You get your visa to move to Canada.
What comes next?
- Declaring yourself a landed immigrant
- Getting pets across the border
- Moving your things through customs without owing duties
- Getting new IDs, enrolling in health insurance, and getting your SIN
Living in Toronto
Welcome to Toronto
Toronto is Canada's largest city, it's financial capital, and a place where over 50% of residents were born abroad.
- Toronto neighborhood guide for new residents from a New York perspective
- How to rent an apartment in Toronto without a credit history and without getting scammed
- Buying a condo in Toronto as a newcomer without standard documentation
- Setting up your first home in Canada Hydro, metered internet, and how to furnish your apartment.
- How to survive your first Canadian winter It's really not that bad.
There’s more to being Canadian than watching hockey and saying ‘eh.’

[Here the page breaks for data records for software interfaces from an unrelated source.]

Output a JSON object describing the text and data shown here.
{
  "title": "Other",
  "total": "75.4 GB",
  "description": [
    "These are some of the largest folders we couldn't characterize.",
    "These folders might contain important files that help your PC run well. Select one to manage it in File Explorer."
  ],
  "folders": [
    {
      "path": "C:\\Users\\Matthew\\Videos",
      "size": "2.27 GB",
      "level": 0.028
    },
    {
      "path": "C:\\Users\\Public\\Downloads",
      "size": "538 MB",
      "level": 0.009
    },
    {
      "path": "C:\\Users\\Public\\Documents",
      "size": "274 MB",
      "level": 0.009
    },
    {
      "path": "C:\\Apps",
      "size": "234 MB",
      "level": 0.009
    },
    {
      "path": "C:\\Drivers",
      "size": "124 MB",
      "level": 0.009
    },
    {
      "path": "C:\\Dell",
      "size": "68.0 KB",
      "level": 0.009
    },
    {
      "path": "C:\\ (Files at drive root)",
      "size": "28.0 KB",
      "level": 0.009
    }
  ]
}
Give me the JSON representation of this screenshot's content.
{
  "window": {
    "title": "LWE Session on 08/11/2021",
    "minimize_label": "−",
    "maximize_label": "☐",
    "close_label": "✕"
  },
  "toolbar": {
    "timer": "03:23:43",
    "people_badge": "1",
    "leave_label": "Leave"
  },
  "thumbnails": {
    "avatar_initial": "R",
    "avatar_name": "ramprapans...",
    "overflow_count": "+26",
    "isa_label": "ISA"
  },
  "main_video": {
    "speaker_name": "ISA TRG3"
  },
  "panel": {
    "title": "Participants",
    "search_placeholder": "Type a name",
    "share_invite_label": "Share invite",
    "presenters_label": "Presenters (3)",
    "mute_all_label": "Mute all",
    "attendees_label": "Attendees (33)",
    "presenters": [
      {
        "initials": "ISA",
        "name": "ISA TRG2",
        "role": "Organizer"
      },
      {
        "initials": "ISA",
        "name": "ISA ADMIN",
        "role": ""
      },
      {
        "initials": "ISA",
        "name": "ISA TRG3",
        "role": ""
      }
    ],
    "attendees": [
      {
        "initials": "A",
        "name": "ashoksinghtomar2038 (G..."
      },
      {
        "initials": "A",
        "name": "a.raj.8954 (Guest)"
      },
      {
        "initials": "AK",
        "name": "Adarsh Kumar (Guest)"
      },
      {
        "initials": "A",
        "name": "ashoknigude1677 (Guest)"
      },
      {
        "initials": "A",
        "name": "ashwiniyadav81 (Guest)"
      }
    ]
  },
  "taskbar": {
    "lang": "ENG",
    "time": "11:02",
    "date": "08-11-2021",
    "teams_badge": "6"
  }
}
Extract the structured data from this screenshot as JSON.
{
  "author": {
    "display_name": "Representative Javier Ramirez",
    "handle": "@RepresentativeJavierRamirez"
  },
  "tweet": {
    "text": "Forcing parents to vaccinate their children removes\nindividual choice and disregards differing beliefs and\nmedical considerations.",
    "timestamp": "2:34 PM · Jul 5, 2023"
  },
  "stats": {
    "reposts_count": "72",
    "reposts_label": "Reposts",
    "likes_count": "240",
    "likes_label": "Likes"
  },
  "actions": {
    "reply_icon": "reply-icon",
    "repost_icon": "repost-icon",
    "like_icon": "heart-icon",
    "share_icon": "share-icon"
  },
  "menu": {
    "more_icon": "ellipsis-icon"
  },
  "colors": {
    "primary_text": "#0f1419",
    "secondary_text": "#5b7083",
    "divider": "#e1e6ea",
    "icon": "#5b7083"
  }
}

Canada isn’t just a colder US, it’s got a culture and history of it’s own. They’re just too modest to brag about it.
- Becoming a Canadian citizen How long it takes, whether or not you have to give up your US citizenship, and other things you should know before making a decision.
I moved to Canada without an immigration attorney or consultant and you can, too.
Now that I’ve successfully immigrated to Canada from the US using the Express Entry program, I'm writing the guides I wish I’d had.
If you want the step by step process on how to immigrate to Canada, here it is. I found the book easy to read, inspiring, and very informative.
This book is very well written, chock full of useful information and tips. The writing style is crisp and engaging. I enjoyed reading about the author's personal experiences with immigrating to Canada, as well as the loads of information she provided on how the process worked. Somehow she took a potentially boring and tedious subject and made it interesting. Did I still have a few questions after reading this book? Of course! But thats because each person has a unique set of needs and personal history and reasons for moving. I believe this book will provide most of the basic information you will need to start the progress of moving to Canada. It is very thorough and well organized. I feel pretty confident that I understand all that will be involved in applying for a permanent residency after having read this book. Plus I enjoyed reading the background material about Canada.
We are an American couple planning our immigration to Canada through the Express Entry program. This book has been very helpful to aid us in planning and organizing all the steps and timelines for the immigration process. It also has lots of other great information about the actual moving, landing, and transitioning process. If you are a professional looking to navigate through the Canadian immigration program this book is well worth the read. We actually are using it as a reference as well, keeping pages bookmarked and using the spreadsheets and timelines, costs, etc as a model for our own documents.
Useful for getting a general overview of the process all in one place, rather than searching around the internet.
A lot of the other books about moving to Canada talk about what it’s like to live in Canada, whereas this book talks about how to actually get there. A must have for anybody thinking about immigrating.
This is the only mailing list that won’t send you enough emails.